3 reasons why logistics is the key to ACFTA’s success
The provisions of the African Continental Free Trade Agreement are now in force after the Gambia became the 22nd African country to ratify the agreement in April 2019. The stage is now set for the formation of the world’s largest trade bloc.
The AU is spearheading the ambitious goal of forming one trading bloc for the continents 54 countries. This will create a massive market of more than 1 billion people and a collective GDP of USD 2.5 trillion. The United Nations Economic Commission for Africa expects that this will boost intra-African trade by more than half by 2022.
This is great news for the continent with the fastest growing population. Nonetheless, a lot of work still needs to be done to realize the vision of free trade on the continent. Negotiations are ongoing to create annexes to ACFTA that will dictate the movement of goods, services and labour within Africa.
Tariffs are not the biggest problem
Although much of the conversation has been focussed on eliminating tariffs and streamlining rules on competition, intellectual property, logistics is actually the biggest barrier to integrating African trade.
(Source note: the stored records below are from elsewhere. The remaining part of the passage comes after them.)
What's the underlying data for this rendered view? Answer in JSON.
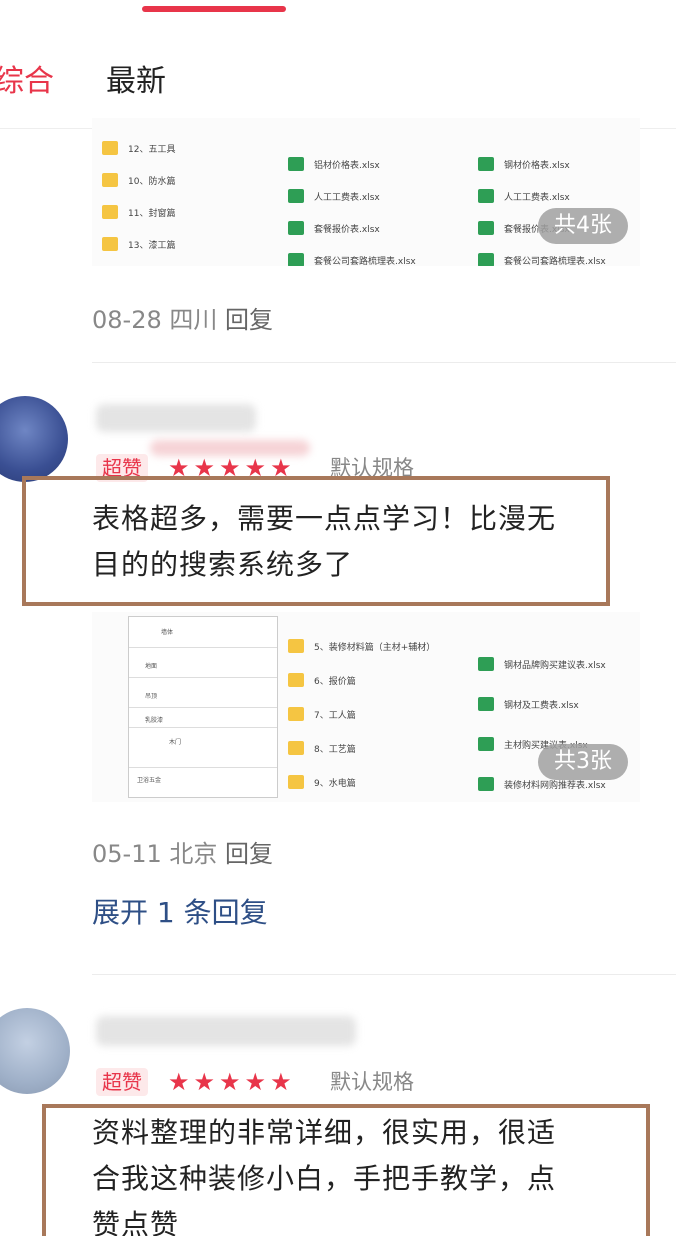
{
  "tabs": [
    {
      "label": "综合",
      "active": true
    },
    {
      "label": "最新",
      "active": false
    }
  ],
  "colors": {
    "accent": "#e8354a",
    "link": "#2e4f86",
    "box": "#a8785a"
  },
  "reviews": [
    {
      "images": {
        "badge": "共4张",
        "folders": [
          "12、五工具",
          "10、防水篇",
          "11、封窗篇",
          "13、漆工篇"
        ],
        "files_a": [
          "铝材价格表.xlsx",
          "人工工费表.xlsx",
          "套餐报价表.xlsx",
          "套餐公司套路梳理表.xlsx"
        ],
        "files_b": [
          "钢材价格表.xlsx",
          "人工工费表.xlsx",
          "套餐报价表.xlsx",
          "套餐公司套路梳理表.xlsx"
        ]
      },
      "date": "08-28",
      "region": "四川",
      "reply_label": "回复"
    },
    {
      "tag": "超赞",
      "rating": 5,
      "spec": "默认规格",
      "comment_lines": [
        "表格超多，需要一点点学习！比漫无",
        "目的的搜索系统多了"
      ],
      "images": {
        "badge": "共3张",
        "table_rows": [
          "墙体",
          "地面",
          "吊顶",
          "卫浴五金",
          "乳胶漆",
          "木门"
        ],
        "folders": [
          "5、装修材料篇（主材+辅材）",
          "6、报价篇",
          "7、工人篇",
          "8、工艺篇",
          "9、水电篇"
        ],
        "files": [
          "钢材品牌购买建议表.xlsx",
          "钢材及工费表.xlsx",
          "主材购买建议表.xlsx",
          "装修材料网购推荐表.xlsx"
        ]
      },
      "date": "05-11",
      "region": "北京",
      "reply_label": "回复",
      "expand_label": "展开 1 条回复"
    },
    {
      "tag": "超赞",
      "rating": 5,
      "spec": "默认规格",
      "comment_lines": [
        "资料整理的非常详细，很实用，很适",
        "合我这种装修小白，手把手教学，点",
        "赞点赞"
      ]
    }
  ]
}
In the past 30 years, African countries have made multiple attempts at trade integration. Regional trading blocs such as ECOWAS, EAC, COMESA and SADC were formed for this exact same purpose although with a less ambitious scope. However, results have been inconsistent. In fact, in some instances, trade worsened despite these arrangements. According to a report by the London School of Economics, the amount of trade between some African countries in some of these trading blocs actually regressed!
The extent of implementation of these free trade agreements was questionable. However, logistics costs within Africa still remains the highest in the world. According to research, in some parts of the continent can be as high as 3to 5 times that of developed countries.
Here is why.
A trailer moving from Mombasa port to Kigali Rwanda, 1600 km will take 18 days on the road on average. Over that time the truck will have to stop at tens of roadblocks and get inspected at 2 border points. A similar trip from Rotterdam to Budapest would only take a day.
Moving goods within the African content is often unpredictable and unreliable. Long queues at border posts and cumbersome clearance procedures at ports have seen the time taken to get exports to market to be 50 per cent more than south-east Asia.
Take the example of Kenya. Kenya has made significant strides in improving its competitiveness and ease of doing business ranking 61 globally according to the World Bank. Despite this, it still lags behind in logistics in terms of customs and timeliness. Customs processing delays common and import and export rules are unclear, time-consuming and expensive. Local agencies are also overwhelmed by the volume of cargo coming into the country.
The country’s Logistics performance has dropped from 48 to 64th place worldwide between 2016 and 2018 as a result. According to the World Bank Ease of Doing Business Report, imports take an average of 180 hours to clear customs while exports take 16 hours. The cost of documentary compliance is 10 and 5 times that of OECD countries respectively. The rest of sub-Saharan Africa does not do much better.
Only 34 per cent of Africans has road access according to the AU. Transport infrastructure connecting African countries with each other is wanting. In 1970, the United Nations Economic Council on Africa came up with the idea of building a continent-wide road network to connect its biggest cities and ports. You know it as the Trans-Africa Highway. Only one of the 9 highways conceptualized was ever completed.
Overall, the infrastructure gap has caused logistics cost on the continent to be 50% higher than in Europe or the United States. African countries are increasingly investing in their logistics infrastructure but growth is still slow.
3. Barriers to entry
However, building better roads, getting rid of tariffs and streamlining customs is not enough to fix logistics in Africa. There is still a myriad of systemic issues that plague the logistics sector. Barriers to entry for new players are a good example. Logistics, especially in Africa is a capital intensive business. Regulation and corruption have also slowed down the growth of logistics on the continent.
The existing capacity of local logistics providers is not being fully utilized. Some routes are underserved. Often trucks carry a load that is less than their capacity over long distances. This makes economies of scale difficult to achieve keeping logistics costs high. Something else to note is Africa’s logistics sector is largely informal and fragmented further exacerbating the sector’s inefficiency.
However, technology might prove the key to solving this challenge. Sendy, for instance, takes advantage of the already existing capacity in the logistics sector. The online platform connects fragmented third-party logistics providers with businesses that need to move goods across East Africa. This eliminates the need for large capital investments in logistics by these businesses. It also enables logistics service providers to get more businesses and use their capacity fully.
African countries’ commitment to fully liberalizing trade will be essential if ACFTA is to realize its objectives. However, it will be more interesting to see what arrangements negotiators create to improve connections between African markets. Logistics will be crucial in creating an ecosystem for the potential of African trade to be realized.
Article by Glenn Ogolah